═════ DATASET EXTRACT

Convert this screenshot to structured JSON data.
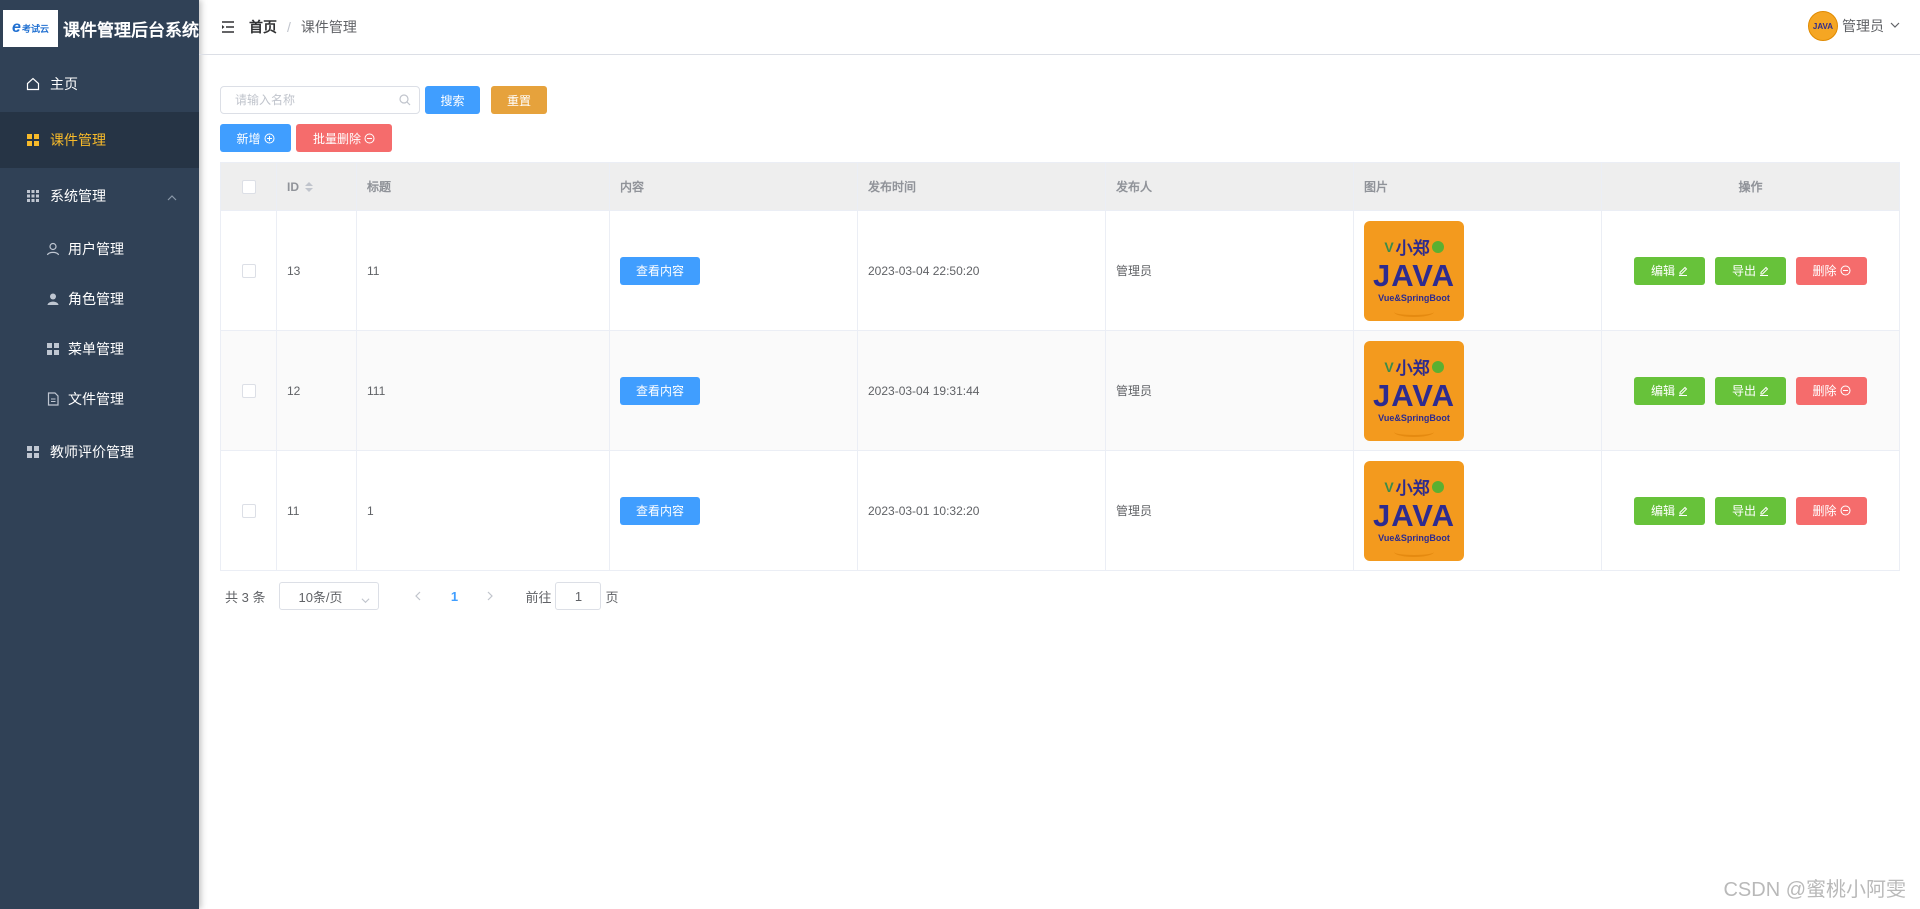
{
  "app": {
    "logo_text": "考试云",
    "logo_glyph": "e",
    "title": "课件管理后台系统"
  },
  "sidebar": {
    "items": [
      {
        "label": "主页",
        "icon": "home-icon",
        "active": false
      },
      {
        "label": "课件管理",
        "icon": "grid-icon",
        "active": true
      },
      {
        "label": "系统管理",
        "icon": "apps-icon",
        "active": false,
        "expanded": true,
        "children": [
          {
            "label": "用户管理",
            "icon": "user-icon"
          },
          {
            "label": "角色管理",
            "icon": "user-solid-icon"
          },
          {
            "label": "菜单管理",
            "icon": "menu-icon"
          },
          {
            "label": "文件管理",
            "icon": "document-icon"
          }
        ]
      },
      {
        "label": "教师评价管理",
        "icon": "grid-icon",
        "active": false
      }
    ],
    "colors": {
      "bg": "#304156",
      "active_text": "#f7ba2a"
    }
  },
  "header": {
    "breadcrumb": [
      "首页",
      "课件管理"
    ],
    "breadcrumb_sep": "/",
    "user": {
      "name": "管理员",
      "avatar_text": "JAVA"
    }
  },
  "toolbar": {
    "search_placeholder": "请输入名称",
    "search_value": "",
    "search_label": "搜索",
    "reset_label": "重置",
    "add_label": "新增",
    "batch_delete_label": "批量删除"
  },
  "table": {
    "columns": [
      "",
      "ID",
      "标题",
      "内容",
      "发布时间",
      "发布人",
      "图片",
      "操作"
    ],
    "rows": [
      {
        "id": "13",
        "title": "11",
        "content_btn": "查看内容",
        "time": "2023-03-04 22:50:20",
        "publisher": "管理员"
      },
      {
        "id": "12",
        "title": "111",
        "content_btn": "查看内容",
        "time": "2023-03-04 19:31:44",
        "publisher": "管理员"
      },
      {
        "id": "11",
        "title": "1",
        "content_btn": "查看内容",
        "time": "2023-03-01 10:32:20",
        "publisher": "管理员"
      }
    ],
    "thumbnail": {
      "line1": "小郑",
      "line2": "JAVA",
      "line3": "Vue&SpringBoot"
    },
    "actions": {
      "edit": "编辑",
      "export": "导出",
      "delete": "删除"
    }
  },
  "pagination": {
    "total_text": "共 3 条",
    "page_size": "10条/页",
    "current_page": "1",
    "goto_label": "前往",
    "goto_value": "1",
    "page_suffix": "页"
  },
  "watermark": "CSDN @蜜桃小阿雯",
  "colors": {
    "primary": "#409eff",
    "warning": "#e6a23c",
    "danger": "#f56c6c",
    "success": "#67c23a"
  }
}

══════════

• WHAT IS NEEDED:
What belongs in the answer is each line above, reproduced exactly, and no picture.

• ANSWER BOX:
Convert this screenshot to structured JSON data.
{
  "app": {
    "logo_text": "考试云",
    "logo_glyph": "e",
    "title": "课件管理后台系统"
  },
  "sidebar": {
    "items": [
      {
        "label": "主页",
        "icon": "home-icon",
        "active": false
      },
      {
        "label": "课件管理",
        "icon": "grid-icon",
        "active": true
      },
      {
        "label": "系统管理",
        "icon": "apps-icon",
        "active": false,
        "expanded": true,
        "children": [
          {
            "label": "用户管理",
            "icon": "user-icon"
          },
          {
            "label": "角色管理",
            "icon": "user-solid-icon"
          },
          {
            "label": "菜单管理",
            "icon": "menu-icon"
          },
          {
            "label": "文件管理",
            "icon": "document-icon"
          }
        ]
      },
      {
        "label": "教师评价管理",
        "icon": "grid-icon",
        "active": false
      }
    ],
    "colors": {
      "bg": "#304156",
      "active_text": "#f7ba2a"
    }
  },
  "header": {
    "breadcrumb": [
      "首页",
      "课件管理"
    ],
    "breadcrumb_sep": "/",
    "user": {
      "name": "管理员",
      "avatar_text": "JAVA"
    }
  },
  "toolbar": {
    "search_placeholder": "请输入名称",
    "search_value": "",
    "search_label": "搜索",
    "reset_label": "重置",
    "add_label": "新增",
    "batch_delete_label": "批量删除"
  },
  "table": {
    "columns": [
      "",
      "ID",
      "标题",
      "内容",
      "发布时间",
      "发布人",
      "图片",
      "操作"
    ],
    "rows": [
      {
        "id": "13",
        "title": "11",
        "content_btn": "查看内容",
        "time": "2023-03-04 22:50:20",
        "publisher": "管理员"
      },
      {
        "id": "12",
        "title": "111",
        "content_btn": "查看内容",
        "time": "2023-03-04 19:31:44",
        "publisher": "管理员"
      },
      {
        "id": "11",
        "title": "1",
        "content_btn": "查看内容",
        "time": "2023-03-01 10:32:20",
        "publisher": "管理员"
      }
    ],
    "thumbnail": {
      "line1": "小郑",
      "line2": "JAVA",
      "line3": "Vue&SpringBoot"
    },
    "actions": {
      "edit": "编辑",
      "export": "导出",
      "delete": "删除"
    }
  },
  "pagination": {
    "total_text": "共 3 条",
    "page_size": "10条/页",
    "current_page": "1",
    "goto_label": "前往",
    "goto_value": "1",
    "page_suffix": "页"
  },
  "watermark": "CSDN @蜜桃小阿雯",
  "colors": {
    "primary": "#409eff",
    "warning": "#e6a23c",
    "danger": "#f56c6c",
    "success": "#67c23a"
  }
}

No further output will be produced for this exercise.